Core inflation, which excludes the impact of volatile food and energy costs, was steady at 1.4% annually. PCE inflation has not surpassed the 2.0% Federal Reserve target in more than five years.
There was a 0.1% upward revision to September’s monthly and annual core inflation figure. Market participants are citing this as evidence that inflation is firming up. Several Fed officials, on the other hand, have shown discomfort with weak inflation figures for the last few months.
The Fed’s objective and gold
Janet Yellen, the chair of the Federal Reserve, expects inflation to move higher in 2018. Some economists believe that a broader pickup in inflation in the US might require more time. The Fed will be closely watching the inflation data to determine its rate hikes in 2018 while the December 2017 rate hike seems to be a given.

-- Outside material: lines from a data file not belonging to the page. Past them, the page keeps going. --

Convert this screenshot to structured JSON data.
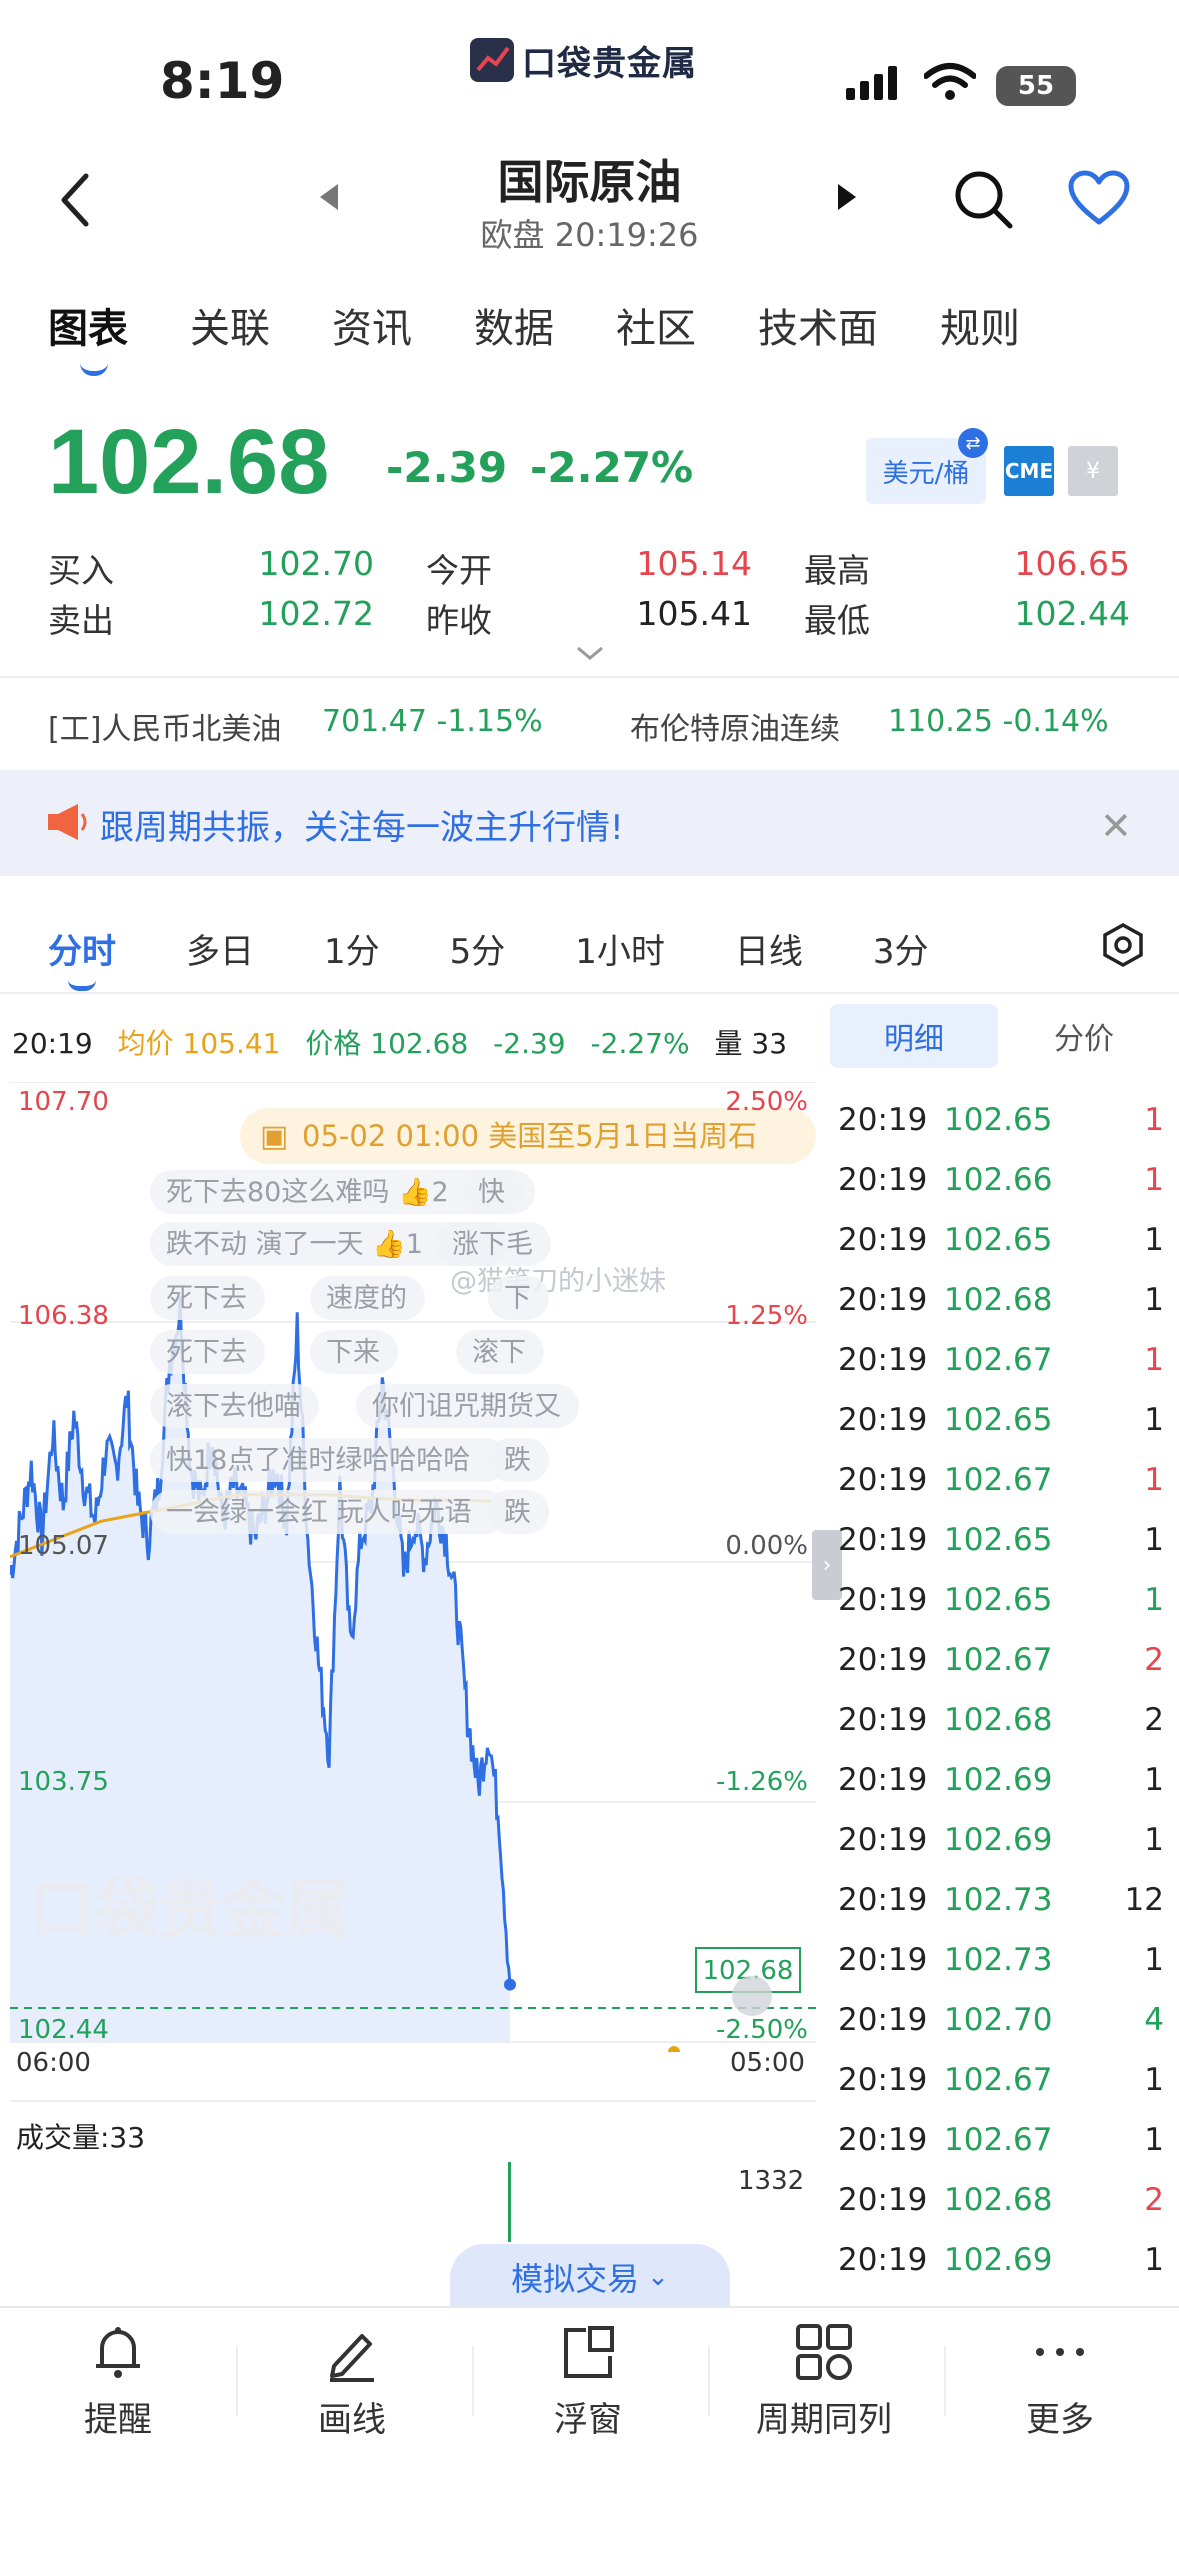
{
  "status": {
    "time": "8:19",
    "battery": "55"
  },
  "app": {
    "logo_text": "口袋贵金属"
  },
  "nav": {
    "title": "国际原油",
    "subtitle": "欧盘 20:19:26"
  },
  "main_tabs": [
    "图表",
    "关联",
    "资讯",
    "数据",
    "社区",
    "技术面",
    "规则"
  ],
  "quote": {
    "price": "102.68",
    "change": "-2.39",
    "change_pct": "-2.27%",
    "unit": "美元/桶",
    "exchange_badge": "CME",
    "bid_label": "买入",
    "bid": "102.70",
    "ask_label": "卖出",
    "ask": "102.72",
    "open_label": "今开",
    "open": "105.14",
    "prev_close_label": "昨收",
    "prev_close": "105.41",
    "high_label": "最高",
    "high": "106.65",
    "low_label": "最低",
    "low": "102.44"
  },
  "related": [
    {
      "name": "[工]人民币北美油",
      "value": "701.47 -1.15%"
    },
    {
      "name": "布伦特原油连续",
      "value": "110.25 -0.14%"
    }
  ],
  "banner": {
    "text": "跟周期共振，关注每一波主升行情!"
  },
  "period_tabs": [
    "分时",
    "多日",
    "1分",
    "5分",
    "1小时",
    "日线",
    "3分"
  ],
  "info_line": {
    "time": "20:19",
    "avg": "均价 105.41",
    "price": "价格 102.68",
    "change": "-2.39",
    "change_pct": "-2.27%",
    "volume": "量 33"
  },
  "chart": {
    "y_left": [
      "107.70",
      "106.38",
      "105.07",
      "103.75",
      "102.44"
    ],
    "y_right": [
      "2.50%",
      "1.25%",
      "0.00%",
      "-1.26%",
      "-2.50%"
    ],
    "x_start": "06:00",
    "x_end": "05:00",
    "current_price_tag": "102.68",
    "event_text": "05-02 01:00 美国至5月1日当周石",
    "watermark": "@猫笔刀的小迷妹",
    "danmaku": [
      {
        "text": "死下去80这么难吗",
        "likes": "2"
      },
      {
        "text": "快",
        "likes": ""
      },
      {
        "text": "跌不动 演了一天",
        "likes": "1"
      },
      {
        "text": "涨下毛",
        "likes": ""
      },
      {
        "text": "死下去",
        "likes": ""
      },
      {
        "text": "速度的",
        "likes": ""
      },
      {
        "text": "下",
        "likes": ""
      },
      {
        "text": "死下去",
        "likes": ""
      },
      {
        "text": "下来",
        "likes": ""
      },
      {
        "text": "滚下",
        "likes": ""
      },
      {
        "text": "滚下去他喵",
        "likes": ""
      },
      {
        "text": "你们诅咒期货又",
        "likes": ""
      },
      {
        "text": "快18点了准时绿哈哈哈哈",
        "likes": ""
      },
      {
        "text": "跌",
        "likes": ""
      },
      {
        "text": "一会绿一会红 玩人吗无语",
        "likes": ""
      },
      {
        "text": "跌",
        "likes": ""
      }
    ]
  },
  "chart_data": {
    "type": "line",
    "x_range": [
      "06:00",
      "05:00"
    ],
    "ylim": [
      102.44,
      107.7
    ],
    "series": [
      {
        "values": [
          105.0,
          105.3,
          105.6,
          105.2,
          105.8,
          105.4,
          105.9,
          105.5,
          105.3,
          105.7,
          105.6,
          106.0,
          105.4,
          105.2,
          105.5,
          106.2,
          106.5,
          105.6,
          105.4,
          105.8,
          105.3,
          105.5,
          105.4,
          105.2,
          105.4,
          105.6,
          105.3,
          106.4,
          105.2,
          104.5,
          104.0,
          105.5,
          104.6,
          105.2,
          105.4,
          106.1,
          105.6,
          105.0,
          105.3,
          105.1,
          105.4,
          105.2,
          104.8,
          104.2,
          103.8,
          104.1,
          103.6,
          102.68
        ]
      },
      {
        "values": [
          105.1,
          105.2,
          105.3,
          105.35,
          105.4,
          105.45,
          105.45,
          105.45,
          105.43,
          105.42,
          105.42,
          105.41
        ]
      }
    ]
  },
  "volume": {
    "label": "成交量:33",
    "max": "1332"
  },
  "right_tabs": [
    "明细",
    "分价"
  ],
  "trades": [
    {
      "time": "20:19",
      "price": "102.65",
      "vol": "1",
      "dir": "red"
    },
    {
      "time": "20:19",
      "price": "102.66",
      "vol": "1",
      "dir": "red"
    },
    {
      "time": "20:19",
      "price": "102.65",
      "vol": "1",
      "dir": "dark"
    },
    {
      "time": "20:19",
      "price": "102.68",
      "vol": "1",
      "dir": "dark"
    },
    {
      "time": "20:19",
      "price": "102.67",
      "vol": "1",
      "dir": "red"
    },
    {
      "time": "20:19",
      "price": "102.65",
      "vol": "1",
      "dir": "dark"
    },
    {
      "time": "20:19",
      "price": "102.67",
      "vol": "1",
      "dir": "red"
    },
    {
      "time": "20:19",
      "price": "102.65",
      "vol": "1",
      "dir": "dark"
    },
    {
      "time": "20:19",
      "price": "102.65",
      "vol": "1",
      "dir": "green"
    },
    {
      "time": "20:19",
      "price": "102.67",
      "vol": "2",
      "dir": "red"
    },
    {
      "time": "20:19",
      "price": "102.68",
      "vol": "2",
      "dir": "dark"
    },
    {
      "time": "20:19",
      "price": "102.69",
      "vol": "1",
      "dir": "dark"
    },
    {
      "time": "20:19",
      "price": "102.69",
      "vol": "1",
      "dir": "dark"
    },
    {
      "time": "20:19",
      "price": "102.73",
      "vol": "12",
      "dir": "dark"
    },
    {
      "time": "20:19",
      "price": "102.73",
      "vol": "1",
      "dir": "dark"
    },
    {
      "time": "20:19",
      "price": "102.70",
      "vol": "4",
      "dir": "green"
    },
    {
      "time": "20:19",
      "price": "102.67",
      "vol": "1",
      "dir": "dark"
    },
    {
      "time": "20:19",
      "price": "102.67",
      "vol": "1",
      "dir": "dark"
    },
    {
      "time": "20:19",
      "price": "102.68",
      "vol": "2",
      "dir": "red"
    },
    {
      "time": "20:19",
      "price": "102.69",
      "vol": "1",
      "dir": "dark"
    }
  ],
  "sim_trade": "模拟交易",
  "bottom_bar": [
    "提醒",
    "画线",
    "浮窗",
    "周期同列",
    "更多"
  ],
  "colors": {
    "green": "#23a05a",
    "red": "#e5454c",
    "accent": "#2f6fe4",
    "avg_line": "#e8a317"
  }
}
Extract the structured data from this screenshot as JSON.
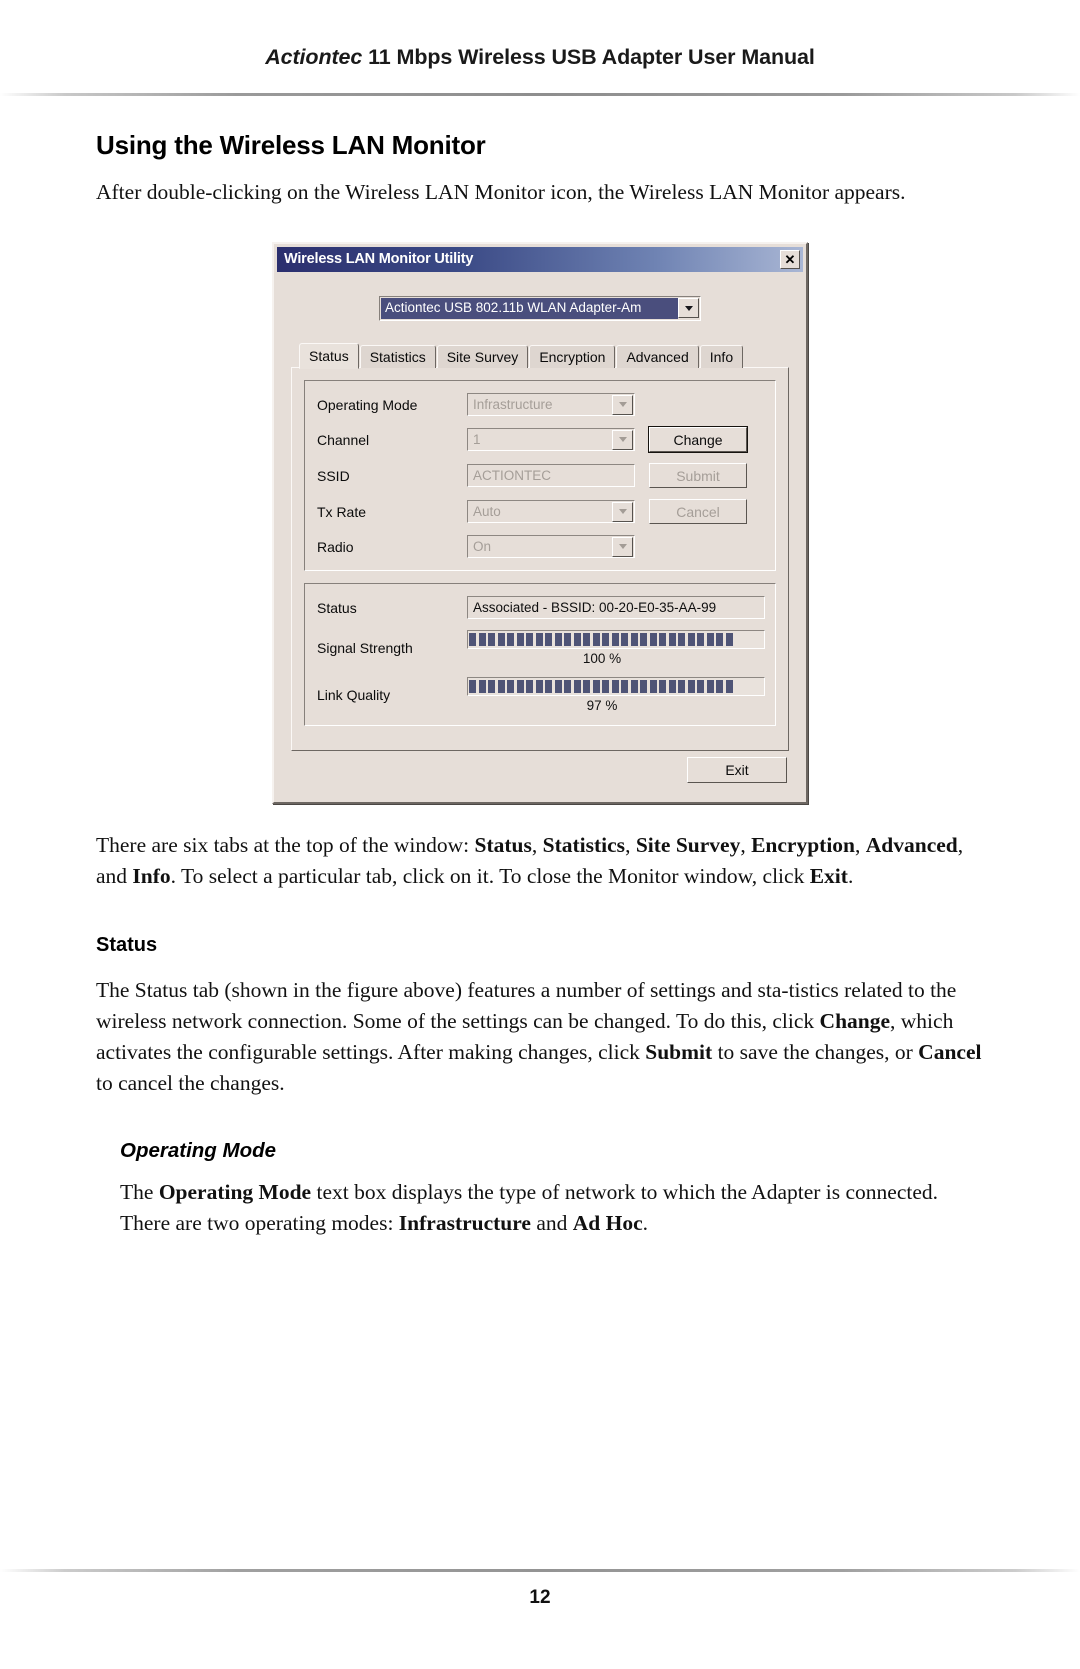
{
  "header": {
    "brand": "Actiontec",
    "title_rest": " 11 Mbps Wireless USB Adapter User Manual"
  },
  "section": {
    "title": "Using the Wireless LAN Monitor",
    "intro": "After double-clicking on the  Wireless LAN Monitor icon, the Wireless LAN Monitor appears."
  },
  "dialog": {
    "title": "Wireless LAN Monitor Utility",
    "close_label": "✕",
    "adapter": {
      "value": "Actiontec USB 802.11b WLAN Adapter-Am"
    },
    "tabs": [
      {
        "label": "Status",
        "active": true
      },
      {
        "label": "Statistics",
        "active": false
      },
      {
        "label": "Site Survey",
        "active": false
      },
      {
        "label": "Encryption",
        "active": false
      },
      {
        "label": "Advanced",
        "active": false
      },
      {
        "label": "Info",
        "active": false
      }
    ],
    "settings": [
      {
        "label": "Operating Mode",
        "value": "Infrastructure",
        "type": "combo",
        "enabled": false
      },
      {
        "label": "Channel",
        "value": "1",
        "type": "combo",
        "enabled": false
      },
      {
        "label": "SSID",
        "value": "ACTIONTEC",
        "type": "text",
        "enabled": false
      },
      {
        "label": "Tx Rate",
        "value": "Auto",
        "type": "combo",
        "enabled": false
      },
      {
        "label": "Radio",
        "value": "On",
        "type": "combo",
        "enabled": false
      }
    ],
    "buttons": {
      "change": "Change",
      "submit": "Submit",
      "cancel": "Cancel",
      "exit": "Exit"
    },
    "status": {
      "status_label": "Status",
      "status_value": "Associated - BSSID: 00-20-E0-35-AA-99",
      "signal_label": "Signal Strength",
      "signal_pct": "100 %",
      "signal_segments": 28,
      "link_label": "Link Quality",
      "link_pct": "97 %",
      "link_segments": 28
    }
  },
  "paragraphs": {
    "tabs_note_1": "There are six tabs at the top of the window: ",
    "tabs_note_b1": "Status",
    "tabs_note_2": ", ",
    "tabs_note_b2": "Statistics",
    "tabs_note_3": ", ",
    "tabs_note_b3": "Site Survey",
    "tabs_note_4": ", ",
    "tabs_note_b4": "Encryption",
    "tabs_note_5": ", ",
    "tabs_note_b5": "Advanced",
    "tabs_note_6": ", and ",
    "tabs_note_b6": "Info",
    "tabs_note_7": ". To select a particular tab, click on it. To close the Monitor window, click ",
    "tabs_note_b7": "Exit",
    "tabs_note_8": "."
  },
  "status_section": {
    "heading": "Status",
    "p1_a": "The Status tab (shown in the figure above) features a number of settings and sta-tistics related to the wireless network connection. Some of the settings can be changed. To do this, click ",
    "p1_b1": "Change",
    "p1_b": ", which activates the configurable settings. After making changes, click ",
    "p1_b2": "Submit",
    "p1_c": " to save the changes, or ",
    "p1_b3": "Cancel",
    "p1_d": " to cancel the changes."
  },
  "operating_mode_section": {
    "heading": "Operating Mode",
    "p1_a": "The ",
    "p1_b1": "Operating Mode",
    "p1_b": " text box displays the type of network to which the Adapter is connected. There are two operating modes: ",
    "p1_b2": "Infrastructure",
    "p1_c": " and ",
    "p1_b3": "Ad Hoc",
    "p1_d": "."
  },
  "footer": {
    "page_number": "12"
  },
  "colors": {
    "titlebar_start": "#2b2f6e",
    "titlebar_end": "#a9b6d4",
    "dialog_face": "#e6ded8",
    "meter_segment": "#4f5476",
    "select_highlight": "#4a4e7d"
  }
}
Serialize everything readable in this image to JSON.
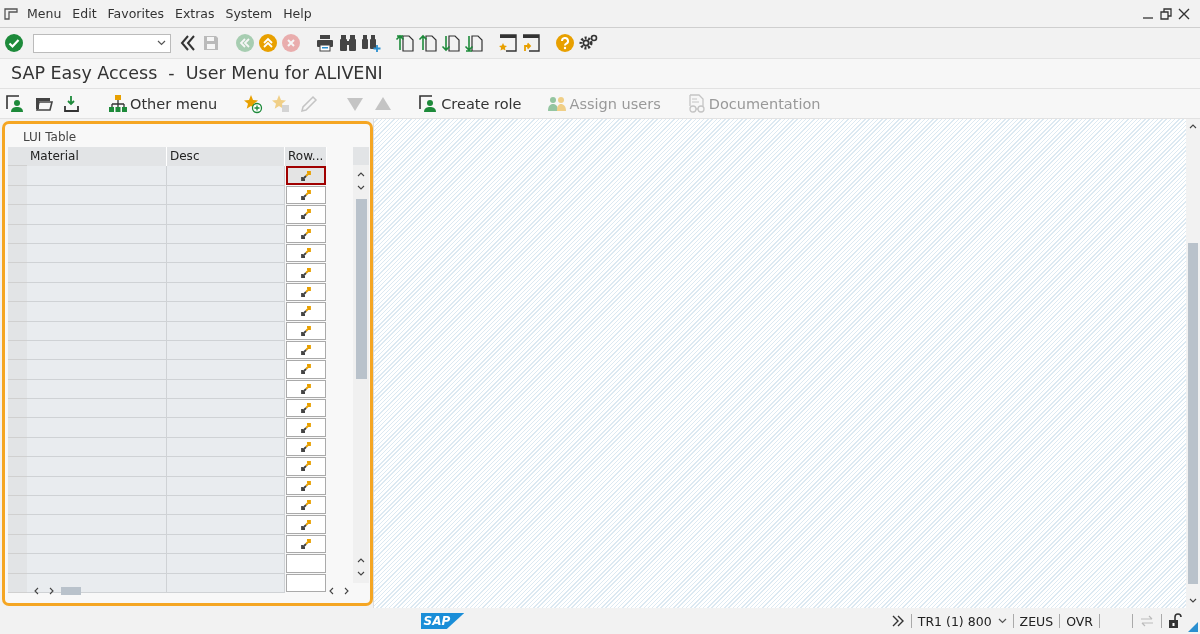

Higher interest rates are usually negative for the gold outlook. Gold prices (GLD) affect key gold stocks (GDX) (GDXJ) like Gold Fields (GFI), IamGold (IAG), Kinross Gold (KGC), and Agnico Eagle Mines (AEM). While company-specific factors led to year-to-date gains for IAG, GFI, and KGC, AEM has seen losses amounting to 3.8% year-to-date.